Families affected by brain tumours will today meet scientists conducting pioneering research to find a cure for the disease.
A group of supporters are attending a tour of our Centre of Excellence at the University of Plymouth. They will go behind-the-scenes in the labs and learn more about progress being made to find a cure for brain tumours through speaking with the scientists working there.
Among those attending the event are Jessica and Simon Edwards. Their beloved son, James, was diagnosed with a diffuse intrinsic pontine glioma (DIPG), now known as a diffuse midline glioma, in October 2017, at the age of two.
Tragically, James passed away on 25th March 2021, aged six, with his parents by his side.
The youngster’s death touched his local community and prompted the Ship Inn in Wadebridge, to hold a raffle in James’ memory which raised £3,000 for Brain Tumour Research. Prizes donated by local businesses included festival tickets, days at the races and tickets to watch Plymouth Argyle FC.
Jessica said: “It’s very isolating being grieving parents, especially as we have no other children. And so important to raise awareness of the need for much more research. There has been no progress in the treatment of DIPG or diffuse midline glioma brain tumours in the last 25 years. We don’t want this to continue, with other families being destroyed like ours has been.”

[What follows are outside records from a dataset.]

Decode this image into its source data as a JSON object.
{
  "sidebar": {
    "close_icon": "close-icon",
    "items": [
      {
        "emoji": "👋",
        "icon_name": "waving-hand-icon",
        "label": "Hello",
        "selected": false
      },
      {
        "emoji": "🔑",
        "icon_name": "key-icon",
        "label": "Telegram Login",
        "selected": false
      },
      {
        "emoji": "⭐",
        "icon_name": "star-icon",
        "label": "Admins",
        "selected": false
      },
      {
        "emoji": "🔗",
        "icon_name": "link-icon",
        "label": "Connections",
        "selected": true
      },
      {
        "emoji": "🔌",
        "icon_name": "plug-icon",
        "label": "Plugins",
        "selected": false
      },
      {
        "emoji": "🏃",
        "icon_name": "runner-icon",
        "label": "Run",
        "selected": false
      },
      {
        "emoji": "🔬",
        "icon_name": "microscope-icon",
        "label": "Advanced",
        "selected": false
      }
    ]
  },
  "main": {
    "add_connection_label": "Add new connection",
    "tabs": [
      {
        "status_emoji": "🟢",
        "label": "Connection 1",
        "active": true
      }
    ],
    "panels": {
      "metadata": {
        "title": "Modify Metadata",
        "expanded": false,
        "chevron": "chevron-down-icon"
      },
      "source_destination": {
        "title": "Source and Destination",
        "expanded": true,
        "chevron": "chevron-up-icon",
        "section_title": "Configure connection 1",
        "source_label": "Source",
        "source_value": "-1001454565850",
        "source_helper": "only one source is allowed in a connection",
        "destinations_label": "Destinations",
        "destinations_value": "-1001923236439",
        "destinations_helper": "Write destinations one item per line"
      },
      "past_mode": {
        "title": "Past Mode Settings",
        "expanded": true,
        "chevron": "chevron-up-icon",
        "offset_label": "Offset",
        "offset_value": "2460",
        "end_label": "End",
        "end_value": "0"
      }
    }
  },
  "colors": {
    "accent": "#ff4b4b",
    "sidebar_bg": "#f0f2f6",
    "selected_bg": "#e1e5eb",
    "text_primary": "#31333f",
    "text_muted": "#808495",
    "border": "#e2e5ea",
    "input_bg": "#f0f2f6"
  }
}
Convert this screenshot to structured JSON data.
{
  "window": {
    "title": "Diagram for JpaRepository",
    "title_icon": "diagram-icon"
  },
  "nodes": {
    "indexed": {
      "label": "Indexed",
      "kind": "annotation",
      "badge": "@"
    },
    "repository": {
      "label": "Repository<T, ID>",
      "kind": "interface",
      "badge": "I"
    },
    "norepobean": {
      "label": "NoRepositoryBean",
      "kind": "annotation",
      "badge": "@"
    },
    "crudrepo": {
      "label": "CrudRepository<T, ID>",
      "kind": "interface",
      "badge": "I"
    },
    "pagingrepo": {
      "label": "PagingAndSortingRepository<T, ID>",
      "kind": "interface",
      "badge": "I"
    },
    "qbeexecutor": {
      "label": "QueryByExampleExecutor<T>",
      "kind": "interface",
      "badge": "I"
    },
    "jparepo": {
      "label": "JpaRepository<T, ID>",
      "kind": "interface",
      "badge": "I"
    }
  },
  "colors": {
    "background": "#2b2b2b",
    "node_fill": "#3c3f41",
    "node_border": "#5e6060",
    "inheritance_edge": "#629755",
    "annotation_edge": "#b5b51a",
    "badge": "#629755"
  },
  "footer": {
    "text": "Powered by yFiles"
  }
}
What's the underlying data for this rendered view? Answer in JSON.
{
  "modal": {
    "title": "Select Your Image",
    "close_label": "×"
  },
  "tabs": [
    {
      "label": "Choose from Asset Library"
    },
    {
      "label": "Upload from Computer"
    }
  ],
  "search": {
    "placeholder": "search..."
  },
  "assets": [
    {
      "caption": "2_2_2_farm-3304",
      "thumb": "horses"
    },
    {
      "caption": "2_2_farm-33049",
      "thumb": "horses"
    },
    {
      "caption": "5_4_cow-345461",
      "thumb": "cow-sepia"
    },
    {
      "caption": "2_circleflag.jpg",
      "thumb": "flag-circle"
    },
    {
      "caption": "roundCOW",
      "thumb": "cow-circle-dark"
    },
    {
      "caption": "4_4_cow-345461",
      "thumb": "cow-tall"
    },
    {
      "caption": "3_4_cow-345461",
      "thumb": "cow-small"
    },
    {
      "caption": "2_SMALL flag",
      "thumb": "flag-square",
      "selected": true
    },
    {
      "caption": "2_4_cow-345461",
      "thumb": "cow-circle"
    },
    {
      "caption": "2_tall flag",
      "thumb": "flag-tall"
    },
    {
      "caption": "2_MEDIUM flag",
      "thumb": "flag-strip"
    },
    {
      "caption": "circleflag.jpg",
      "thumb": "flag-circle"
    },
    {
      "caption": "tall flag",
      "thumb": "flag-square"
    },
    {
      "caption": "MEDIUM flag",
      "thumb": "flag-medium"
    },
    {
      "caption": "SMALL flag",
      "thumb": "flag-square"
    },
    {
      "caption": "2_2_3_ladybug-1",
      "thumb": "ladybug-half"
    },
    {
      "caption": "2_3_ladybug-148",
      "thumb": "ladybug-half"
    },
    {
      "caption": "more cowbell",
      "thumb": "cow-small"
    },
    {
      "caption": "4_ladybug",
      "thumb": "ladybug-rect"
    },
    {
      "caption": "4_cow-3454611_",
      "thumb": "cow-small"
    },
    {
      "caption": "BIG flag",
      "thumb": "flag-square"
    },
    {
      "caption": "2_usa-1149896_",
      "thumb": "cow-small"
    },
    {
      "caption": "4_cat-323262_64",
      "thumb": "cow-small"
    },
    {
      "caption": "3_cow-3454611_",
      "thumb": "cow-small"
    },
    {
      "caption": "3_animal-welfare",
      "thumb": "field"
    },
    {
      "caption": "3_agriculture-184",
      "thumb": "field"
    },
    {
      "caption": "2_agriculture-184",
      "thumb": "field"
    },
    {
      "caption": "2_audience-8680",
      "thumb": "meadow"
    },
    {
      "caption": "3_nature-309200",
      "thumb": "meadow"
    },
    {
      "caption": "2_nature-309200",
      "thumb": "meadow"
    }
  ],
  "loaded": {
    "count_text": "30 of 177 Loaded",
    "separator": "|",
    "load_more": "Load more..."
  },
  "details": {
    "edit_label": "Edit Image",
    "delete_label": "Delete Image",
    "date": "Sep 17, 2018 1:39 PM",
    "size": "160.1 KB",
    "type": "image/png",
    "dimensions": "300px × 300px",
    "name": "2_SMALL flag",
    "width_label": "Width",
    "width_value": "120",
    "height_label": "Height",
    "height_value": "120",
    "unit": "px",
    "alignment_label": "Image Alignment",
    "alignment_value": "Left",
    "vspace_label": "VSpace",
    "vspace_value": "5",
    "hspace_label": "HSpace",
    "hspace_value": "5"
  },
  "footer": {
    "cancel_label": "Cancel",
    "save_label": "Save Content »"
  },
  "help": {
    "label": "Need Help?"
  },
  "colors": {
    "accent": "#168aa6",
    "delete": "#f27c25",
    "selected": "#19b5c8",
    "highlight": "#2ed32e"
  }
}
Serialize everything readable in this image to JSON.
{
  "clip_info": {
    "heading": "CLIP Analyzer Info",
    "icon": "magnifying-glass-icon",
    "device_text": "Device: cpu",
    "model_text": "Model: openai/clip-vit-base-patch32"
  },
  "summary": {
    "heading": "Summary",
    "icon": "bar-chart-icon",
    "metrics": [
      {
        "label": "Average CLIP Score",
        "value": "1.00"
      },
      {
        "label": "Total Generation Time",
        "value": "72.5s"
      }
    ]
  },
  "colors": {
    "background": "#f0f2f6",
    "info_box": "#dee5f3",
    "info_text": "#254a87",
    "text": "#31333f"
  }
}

To find out more about sponsoring a day of research, click here.